To which I apologized (after he liked my status message) if I pissed him off in any way with my post. I have tons of Facebook friends and he took offense, which was not my intent. Sometimes we forget when we are making snide, cheeky comments that others aren’t as fortunate as we are. Does that mean I’m not going to share my life with those on Facebook? Fuck no. I’ll still share vacation pictures and all the other things that I get to experience because of my hard work and determination to make a good life for myself and my family. Unfortunately, Stan has made his choice to suffer for his art. Or maybe it’s not unfortunate at all. Maybe he wants to live life having a pity party – which seems harsh to say, but after seeing more comments that he posted , it’s exactly what he’s asking for.
He complains about working 18 hours a day, playing his music until his fingers bleed. Cinching his belt tighter and tighter. Making $1.75/day. To me, that is insanity. He’s clearly able to live better. He truly is. Yet, he chooses to suffer for his art. He doesn’t have gas money to keep his van on the road. I’ve invited him to house shows, so that he can get out of the cold, get some food – because GOD KNOWS – we have so much, it’s embarrassing. But, I cannot be the one that supports him fully. I just can’t. Sure, we go out to dinner a lot. We go on vacations. We have insurance and jobs and own our home and have two cars and can get gas whenever we need it, but I cannot adjust my life and the way I share things on social media because Stan can’t handle other peoples happiness or good fortune. But…
HE CAN HAVE THAT TOO.
And it upsets me deeply that I can’t do more. It really does. You have no idea how many times I have kept myself awake at night thinking of ways to talk to him and try to get him placed at a job.
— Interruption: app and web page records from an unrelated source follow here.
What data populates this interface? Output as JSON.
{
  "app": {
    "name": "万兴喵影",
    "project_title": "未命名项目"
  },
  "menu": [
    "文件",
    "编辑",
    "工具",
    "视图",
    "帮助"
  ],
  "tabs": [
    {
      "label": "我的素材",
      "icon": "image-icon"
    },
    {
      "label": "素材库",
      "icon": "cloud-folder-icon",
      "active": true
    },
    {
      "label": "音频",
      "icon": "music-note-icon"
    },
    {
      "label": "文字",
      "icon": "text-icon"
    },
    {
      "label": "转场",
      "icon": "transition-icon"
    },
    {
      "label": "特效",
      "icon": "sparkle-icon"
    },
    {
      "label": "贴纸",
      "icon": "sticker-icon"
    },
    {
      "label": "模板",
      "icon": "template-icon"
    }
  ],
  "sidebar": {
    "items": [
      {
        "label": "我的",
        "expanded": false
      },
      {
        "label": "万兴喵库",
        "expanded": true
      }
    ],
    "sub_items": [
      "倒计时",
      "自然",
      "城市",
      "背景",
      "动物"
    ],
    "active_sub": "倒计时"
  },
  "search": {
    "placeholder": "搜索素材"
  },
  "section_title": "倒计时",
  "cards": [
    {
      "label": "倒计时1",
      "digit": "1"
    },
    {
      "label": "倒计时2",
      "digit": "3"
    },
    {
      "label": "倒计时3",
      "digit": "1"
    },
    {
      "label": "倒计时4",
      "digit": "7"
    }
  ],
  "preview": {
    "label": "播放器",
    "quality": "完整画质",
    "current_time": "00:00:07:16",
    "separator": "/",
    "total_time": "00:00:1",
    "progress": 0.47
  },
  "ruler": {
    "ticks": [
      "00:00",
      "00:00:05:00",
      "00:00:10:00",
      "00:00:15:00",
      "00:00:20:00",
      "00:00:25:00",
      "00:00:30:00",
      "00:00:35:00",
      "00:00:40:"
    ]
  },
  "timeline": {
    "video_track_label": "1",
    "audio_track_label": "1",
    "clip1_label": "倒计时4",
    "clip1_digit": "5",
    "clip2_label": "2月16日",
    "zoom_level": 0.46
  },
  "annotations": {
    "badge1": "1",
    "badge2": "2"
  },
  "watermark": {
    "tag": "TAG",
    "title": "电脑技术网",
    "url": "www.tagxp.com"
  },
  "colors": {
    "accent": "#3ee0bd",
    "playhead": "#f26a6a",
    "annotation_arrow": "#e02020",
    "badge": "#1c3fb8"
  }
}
Or even if I could somehow get his van in the back yard so he can be safe, instead of who knows where he goes at night. But, I need to take a step back and realize that maybe he just needs to live like this. I have enough respect for how other people live their lives to not butt in and try to solve all their problems outwardly – no matter how much I want to and dream of doing it internally.
My husband described it as “victim mentality”. But I’m not so sure about that. I may never know. He may never make it out of here finding the success that makes him happy. Or maybe he will. And that is how I’m going to have to look at it. Maybe he will.
I suspect I’m not the only person that he will affect in his life by his story.